The report summarizing the survey responses and proposal for changes is now available at http://vk1da.net/VHF_report_final_rev1.pdf
At the Dayton Hamvention 2010, I attended the VHF weak signal group dinner.
I met and chatted with a number of other people about VHF activities in Australia and heard discussions on contest rules that were familiar issues. Should contest points be based on distance or on grid squares, or power, or what?
In the US VHF sprints they are trying a distance based formula based on 6 character grid locators. They have found that this approach has been well accepted by contest participants. It is now quite feasible to calculate distances based on 6 character locators, since computers are so common. Maybe this is what Australian VHF operators would like. The grid square bonus system is much simpler but some people think it doesn’t give recognition or incentives for longer distance contacts.

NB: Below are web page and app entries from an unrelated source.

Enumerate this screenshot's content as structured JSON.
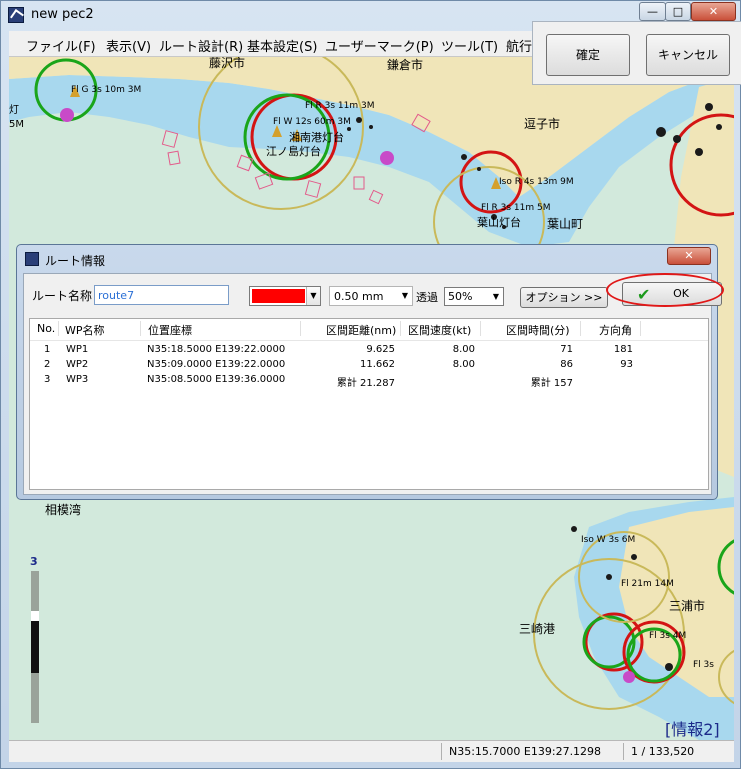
{
  "window": {
    "title": "new pec2",
    "controls": {
      "minimize": "—",
      "maximize": "□",
      "close": "✕"
    }
  },
  "menu": [
    "ファイル(F)",
    "表示(V)",
    "ルート設計(R)",
    "基本設定(S)",
    "ユーザーマーク(P)",
    "ツール(T)",
    "航行"
  ],
  "confirm_panel": {
    "confirm": "確定",
    "cancel": "キャンセル"
  },
  "map": {
    "place_names": [
      "藤沢市",
      "鎌倉市",
      "逗子市",
      "葉山町",
      "相模湾",
      "三浦市",
      "三崎港",
      "江ノ島灯台",
      "湘南港灯台",
      "葉山灯台"
    ],
    "light_labels": [
      "Fl G 3s 10m 3M",
      "Fl R 3s 11m 3M",
      "Fl W 12s 60m 3M",
      "Iso R 4s 13m 9M",
      "Fl R 3s 11m 5M",
      "Iso W 3s 6M",
      "Fl 21m 14M",
      "Fl 3s 4M",
      "Fl 3s"
    ],
    "left_edge_labels": [
      "灯",
      "5M"
    ],
    "scale_indicator": "3",
    "info_label": "[情報2]",
    "colors": {
      "sea": "#d2e9dc",
      "shallow": "#a8d8ee",
      "land": "#f0e5b8",
      "circle_green": "#1aa51a",
      "circle_red": "#d31414",
      "circle_yellow": "#c9b95a",
      "magenta": "#c84ac8"
    }
  },
  "dialog": {
    "title": "ルート情報",
    "close": "✕",
    "route_name_label": "ルート名称",
    "route_name_value": "route7",
    "color": "#ff0000",
    "line_width": "0.50 mm",
    "transparency_label": "透過",
    "transparency_value": "50%",
    "option_button": "オプション >>",
    "ok_button": "OK",
    "table": {
      "headers": [
        "No.",
        "WP名称",
        "位置座標",
        "区間距離(nm)",
        "区間速度(kt)",
        "区間時間(分)",
        "方向角"
      ],
      "rows": [
        {
          "no": "1",
          "name": "WP1",
          "pos": "N35:18.5000  E139:22.0000",
          "dist": "9.625",
          "speed": "8.00",
          "time": "71",
          "bearing": "181"
        },
        {
          "no": "2",
          "name": "WP2",
          "pos": "N35:09.0000  E139:22.0000",
          "dist": "11.662",
          "speed": "8.00",
          "time": "86",
          "bearing": "93"
        },
        {
          "no": "3",
          "name": "WP3",
          "pos": "N35:08.5000  E139:36.0000",
          "dist": "累計  21.287",
          "speed": "",
          "time": "累計    157",
          "bearing": ""
        }
      ]
    }
  },
  "status": {
    "coord": "N35:15.7000 E139:27.1298",
    "scale": "1 / 133,520"
  }
}
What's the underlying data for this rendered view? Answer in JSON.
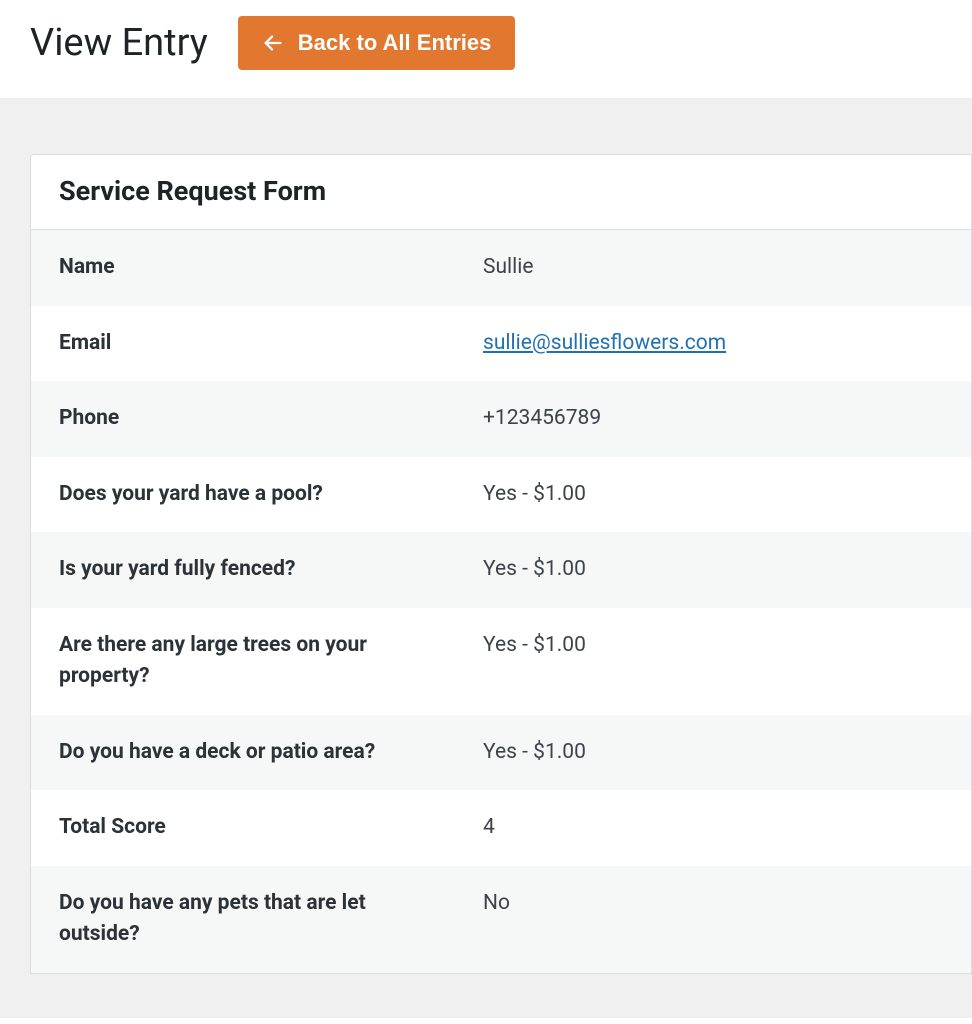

It will be interesting to see whether they decide to keep the distance based scoring formula.
A calling frequency is intended to provide some certainty about where stations will operate. On VHF bands activity is generally low so it makes a lot of sense for people wanting contacts to use an agreed frequency for issuing CQ calls. However if there are more than two stations wanting to use that frequency, its purpose as a calling frequency has to be respected, and anyone who is in contact should move off the calling frequency.
This arrangements works by “gentlemen’s agreement” during non-contest periods, but falls down in the heat of a contest. It is often found that a strong, well located station can dominate a calling frequency and make it very difficult for any others in their local area to use the calling frequency at all. This requires discipline on the part of all operators and the willingness of all to gently remind frequency hogs to QSY (move frequency) once they have set up a contact.
I think there is a case for abandoning the calling frequency concept during contests.
1. If all stations want to use one frequency for calling CQ, there must be a queue. Why a queue on a band with hundreds of KHz of free space?
2. If just one station decides to run a contact on that frequency, all others must wait. see 1.
3. If there is a mixture of technical capability, ie. power, location, antenna gain, quality of fittings combining to give variations in range capability of the stations in any area, the use of the calling frequency by the stations with less technical capability makes it useless for the others. A couple of stations running 20w to discones can make the frequency useless to everyone else until they complete their contacts. And if they don’t hear the dx, won’t they simply call CQ again?
4. There is also the “hidden transmitter” problem. eg. two well located stations 600km apart are capable of a contact on 2m. Unless they happen to call on a frequency free of interference from lower powered/equipped stations calling CQ (randomly and without asking QRL? first) * they will never make initial contact. So they cannot possibly use a “calling frequency” even to make initial contact, because they won’t hear each other beneath the qrm even from a city 300km away.
5. As has been observed by many others, notably a recent vhf column in QST, most contacts made on the bands above 144 arise by “throws” from 144. There are few random contacts made by calling cq on the higher bands. This makes it sensible to use the same offset on the higher band as is in use on the lower band. Eg. contact on 144.180, then 432.180, 1296.180 etc. if you go to 432.160 you may well run into others who moved up from 144.160. If you use .150 you may well be QRMd by someone calling CQ and the odds are they won’t be aware of your dx contact.
These are just the beginning and I’m sure everyone who has ever been on a decent hill in one of these contests would have other examples and scenarios.
The only situation where net frequencies or calling frequencies are practical is where there is a very low level of activity, or a very low possibility of contacts, making it vital that frequencies are co-ordinated. The EME and MS operators need coordination or they would never get anywhere (though modern SDR receivers are making that less necessary than it has traditionally been). But for a contest, where there is a wide range of stations operating, with plenty of opportunity to work the higher and medium powered stations at good distances, a calling frequency creates QRM, sends the wrong message to new operators and hinders contact rates.
A comparison with HF operating techniques is useful. Imagine too how the operators on 40m would react to being told they need to make contact first on 7050, then QSY up the band. They would simply say, don’t be silly, that will never work. They would be right.